### EXERCISE DESCRIPTION
Search the records below for the word "boss". Copy each line where it occurs.

(Dataset entries)
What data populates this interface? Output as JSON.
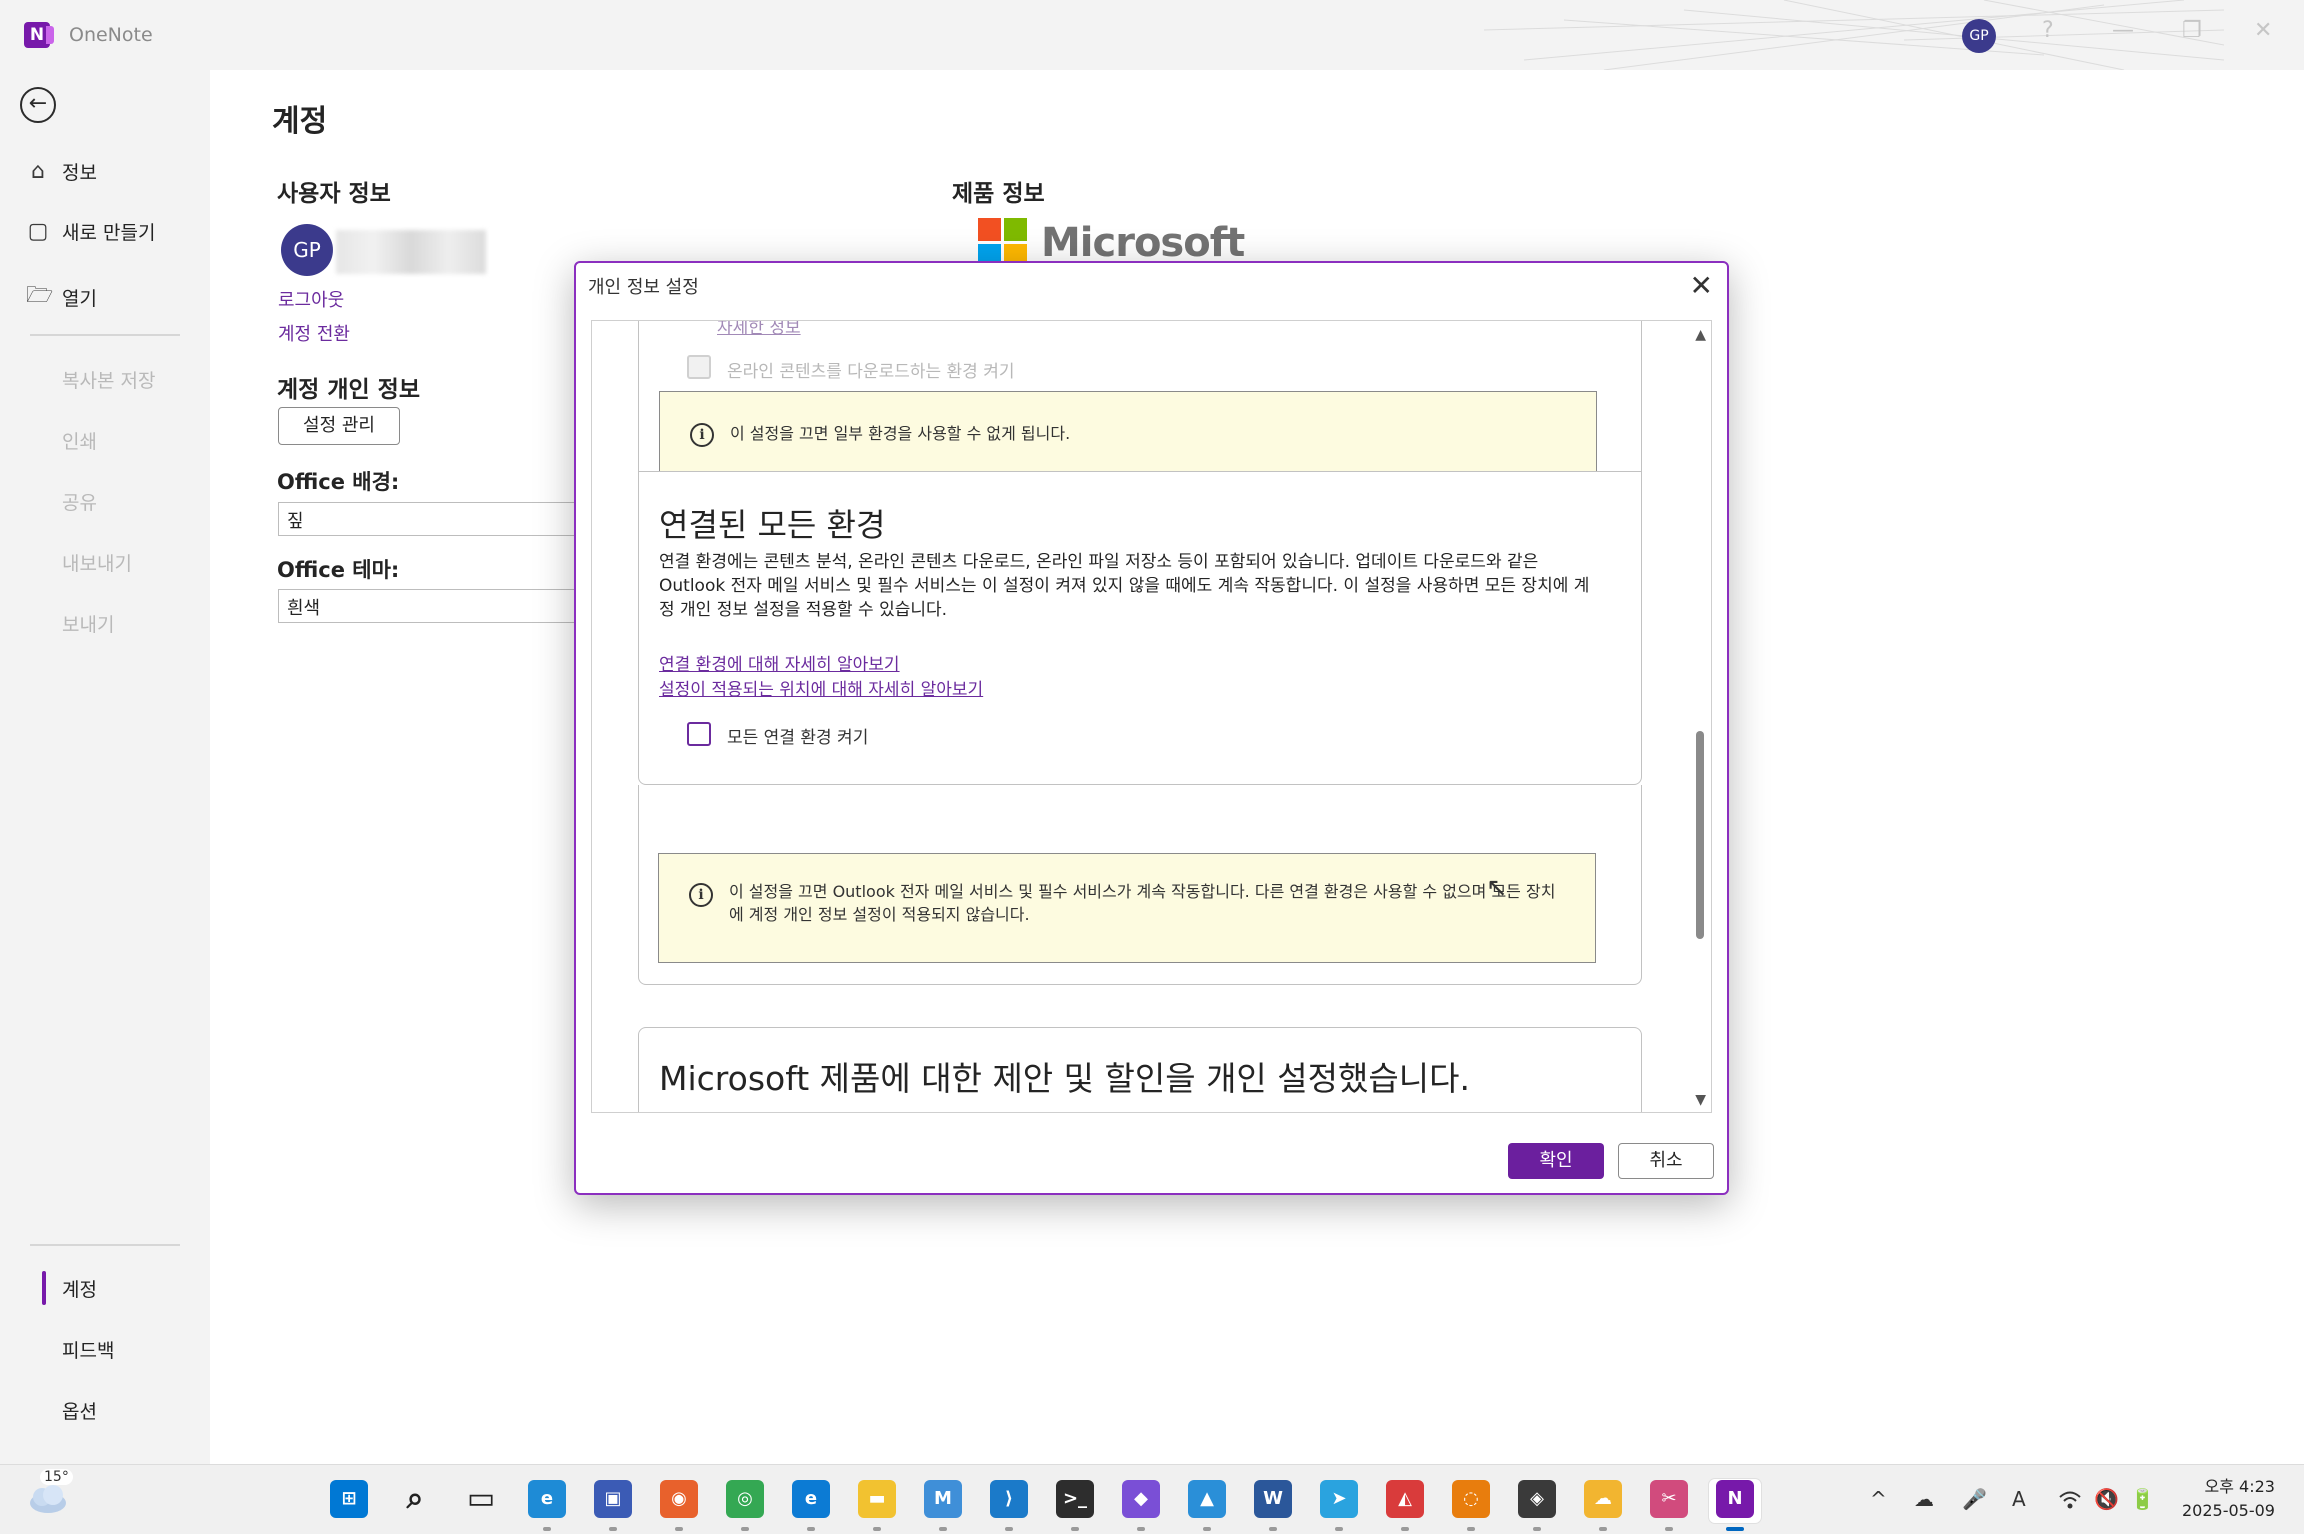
{
  "titlebar": {
    "app_name": "OneNote",
    "avatar_initials": "GP",
    "win_controls": [
      "?",
      "—",
      "❐",
      "✕"
    ]
  },
  "nav": {
    "back": "←",
    "items": [
      {
        "label": "정보",
        "icon": "home-icon",
        "glyph": "⌂"
      },
      {
        "label": "새로 만들기",
        "icon": "new-document-icon",
        "glyph": "▢"
      },
      {
        "label": "열기",
        "icon": "open-folder-icon",
        "glyph": "🗁"
      }
    ],
    "disabled_items": [
      "복사본 저장",
      "인쇄",
      "공유",
      "내보내기",
      "보내기"
    ],
    "bottom_items": [
      "계정",
      "피드백",
      "옵션"
    ]
  },
  "main": {
    "title": "계정",
    "user_info_title": "사용자 정보",
    "avatar_initials": "GP",
    "logout": "로그아웃",
    "switch_account": "계정 전환",
    "privacy_title": "계정 개인 정보",
    "manage_settings": "설정 관리",
    "background_label": "Office 배경:",
    "background_value": "짚",
    "theme_label": "Office 테마:",
    "theme_value": "흰색",
    "product_title": "제품 정보",
    "ms_brand": "Microsoft",
    "ms_colors": [
      "#f25022",
      "#7fba00",
      "#00a4ef",
      "#ffb900"
    ]
  },
  "dialog": {
    "title": "개인 정보 설정",
    "close": "✕",
    "partial_link": "자세한 정보",
    "online_content_checkbox": "온라인 콘텐츠를 다운로드하는 환경 켜기",
    "info1": "이 설정을 끄면 일부 환경을 사용할 수 없게 됩니다.",
    "connected_heading": "연결된 모든 환경",
    "connected_desc": "연결 환경에는 콘텐츠 분석, 온라인 콘텐츠 다운로드, 온라인 파일 저장소 등이 포함되어 있습니다. 업데이트 다운로드와 같은 Outlook 전자 메일 서비스 및 필수 서비스는 이 설정이 켜져 있지 않을 때에도 계속 작동합니다. 이 설정을 사용하면 모든 장치에 계정 개인 정보 설정을 적용할 수 있습니다.",
    "link1": "연결 환경에 대해 자세히 알아보기",
    "link2": "설정이 적용되는 위치에 대해 자세히 알아보기",
    "all_connected_checkbox": "모든 연결 환경 켜기",
    "info2": "이 설정을 끄면 Outlook 전자 메일 서비스 및 필수 서비스가 계속 작동합니다. 다른 연결 환경은 사용할 수 없으며 모든 장치에 계정 개인 정보 설정이 적용되지 않습니다.",
    "offers_heading": "Microsoft 제품에 대한 제안 및 할인을 개인 설정했습니다.",
    "ok": "확인",
    "cancel": "취소"
  },
  "taskbar": {
    "weather_temp": "15°",
    "time": "오후 4:23",
    "date": "2025-05-09",
    "apps": [
      {
        "name": "start-icon",
        "color": "#0078d4",
        "glyph": "⊞"
      },
      {
        "name": "search-icon",
        "color": "#ffffff",
        "glyph": "⌕"
      },
      {
        "name": "task-view-icon",
        "color": "#ffffff",
        "glyph": "▭"
      },
      {
        "name": "edge-preview-icon",
        "color": "#1e8bd6",
        "glyph": "e"
      },
      {
        "name": "save-disk-icon",
        "color": "#3b5bb5",
        "glyph": "▣"
      },
      {
        "name": "firefox-icon",
        "color": "#e8612c",
        "glyph": "◉"
      },
      {
        "name": "chrome-icon",
        "color": "#34a853",
        "glyph": "◎"
      },
      {
        "name": "edge-icon",
        "color": "#0c7bd4",
        "glyph": "e"
      },
      {
        "name": "file-explorer-icon",
        "color": "#f2c230",
        "glyph": "▬"
      },
      {
        "name": "copilot-m365-icon",
        "color": "#3f8fd8",
        "glyph": "M"
      },
      {
        "name": "vscode-icon",
        "color": "#1b7ac9",
        "glyph": "⟩"
      },
      {
        "name": "terminal-icon",
        "color": "#2d2d2d",
        "glyph": ">_"
      },
      {
        "name": "obsidian-icon",
        "color": "#7a4fd6",
        "glyph": "◆"
      },
      {
        "name": "photos-icon",
        "color": "#2a8fd8",
        "glyph": "▲"
      },
      {
        "name": "word-design-icon",
        "color": "#2b579a",
        "glyph": "W"
      },
      {
        "name": "telegram-icon",
        "color": "#2aa3df",
        "glyph": "➤"
      },
      {
        "name": "color-app-icon",
        "color": "#d93b3b",
        "glyph": "◭"
      },
      {
        "name": "blender-icon",
        "color": "#e87d0d",
        "glyph": "◌"
      },
      {
        "name": "davinci-icon",
        "color": "#3a3a3a",
        "glyph": "◈"
      },
      {
        "name": "weather-app-icon",
        "color": "#f2b530",
        "glyph": "☁"
      },
      {
        "name": "snipping-tool-icon",
        "color": "#d14b7d",
        "glyph": "✂"
      },
      {
        "name": "onenote-taskbar-icon",
        "color": "#7719aa",
        "glyph": "N"
      }
    ],
    "tray": [
      "^",
      "☁",
      "🎤",
      "A",
      "wifi",
      "🔇",
      "🔋"
    ]
  }
}
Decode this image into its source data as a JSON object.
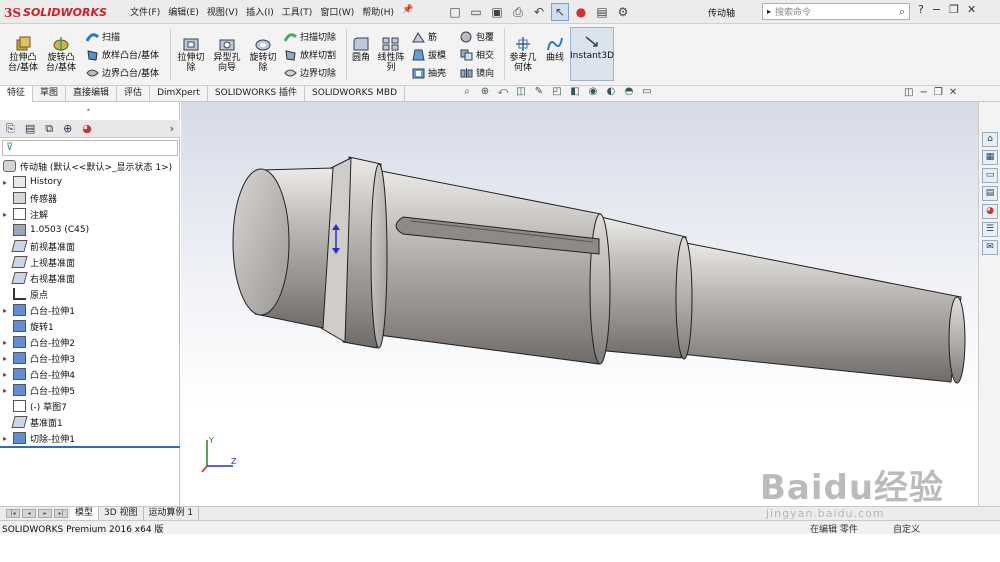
{
  "titlebar": {
    "app_logo": "SOLIDWORKS",
    "menu": [
      "文件(F)",
      "编辑(E)",
      "视图(V)",
      "插入(I)",
      "工具(T)",
      "窗口(W)",
      "帮助(H)"
    ],
    "document_name": "传动轴",
    "search_placeholder": "搜索命令",
    "help_label": "?"
  },
  "ribbon": {
    "big_buttons": [
      {
        "label": "拉伸凸台/基体",
        "icon": "extruded-boss-icon"
      },
      {
        "label": "旋转凸台/基体",
        "icon": "revolved-boss-icon"
      },
      {
        "label": "拉伸切除",
        "icon": "extruded-cut-icon"
      },
      {
        "label": "异型孔向导",
        "icon": "hole-wizard-icon"
      },
      {
        "label": "旋转切除",
        "icon": "revolved-cut-icon"
      },
      {
        "label": "圆角",
        "icon": "fillet-icon"
      },
      {
        "label": "线性阵列",
        "icon": "linear-pattern-icon"
      },
      {
        "label": "参考几何体",
        "icon": "reference-geometry-icon"
      },
      {
        "label": "曲线",
        "icon": "curves-icon"
      },
      {
        "label": "Instant3D",
        "icon": "instant3d-icon"
      }
    ],
    "small_buttons": [
      {
        "label": "扫描",
        "icon": "swept-boss-icon"
      },
      {
        "label": "放样凸台/基体",
        "icon": "lofted-boss-icon"
      },
      {
        "label": "边界凸台/基体",
        "icon": "boundary-boss-icon"
      },
      {
        "label": "扫描切除",
        "icon": "swept-cut-icon"
      },
      {
        "label": "放样切割",
        "icon": "lofted-cut-icon"
      },
      {
        "label": "边界切除",
        "icon": "boundary-cut-icon"
      },
      {
        "label": "筋",
        "icon": "rib-icon"
      },
      {
        "label": "拔模",
        "icon": "draft-icon"
      },
      {
        "label": "抽壳",
        "icon": "shell-icon"
      },
      {
        "label": "包覆",
        "icon": "wrap-icon"
      },
      {
        "label": "相交",
        "icon": "intersect-icon"
      },
      {
        "label": "镜向",
        "icon": "mirror-icon"
      }
    ]
  },
  "command_tabs": [
    "特征",
    "草图",
    "直接编辑",
    "评估",
    "DimXpert",
    "SOLIDWORKS 插件",
    "SOLIDWORKS MBD"
  ],
  "feature_tree": {
    "root": "传动轴  (默认<<默认>_显示状态 1>)",
    "items": [
      {
        "label": "History",
        "expand": true
      },
      {
        "label": "传感器",
        "expand": false
      },
      {
        "label": "注解",
        "expand": true
      },
      {
        "label": "1.0503 (C45)",
        "expand": false
      },
      {
        "label": "前视基准面",
        "expand": false
      },
      {
        "label": "上视基准面",
        "expand": false
      },
      {
        "label": "右视基准面",
        "expand": false
      },
      {
        "label": "原点",
        "expand": false
      },
      {
        "label": "凸台-拉伸1",
        "expand": true
      },
      {
        "label": "旋转1",
        "expand": false
      },
      {
        "label": "凸台-拉伸2",
        "expand": true
      },
      {
        "label": "凸台-拉伸3",
        "expand": true
      },
      {
        "label": "凸台-拉伸4",
        "expand": true
      },
      {
        "label": "凸台-拉伸5",
        "expand": true
      },
      {
        "label": "(-) 草图7",
        "expand": false
      },
      {
        "label": "基准面1",
        "expand": false
      },
      {
        "label": "切除-拉伸1",
        "expand": true
      }
    ]
  },
  "bottom_tabs": [
    "模型",
    "3D 视图",
    "运动算例 1"
  ],
  "status": {
    "left": "SOLIDWORKS Premium 2016 x64 版",
    "middle": "在编辑 零件",
    "right": "自定义"
  },
  "watermark": {
    "brand": "Baidu经验",
    "url": "jingyan.baidu.com"
  },
  "colors": {
    "logo_red": "#d01e28",
    "shaft_gray": "#a9a6a4",
    "tree_blue": "#2b6fb7"
  }
}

### REPLY TO THE TASK
        "icon": "extruded-boss-icon"
        "icon": "revolved-boss-icon"
        "icon": "swept-boss-icon"
        "icon": "lofted-boss-icon"
        "icon": "boundary-boss-icon"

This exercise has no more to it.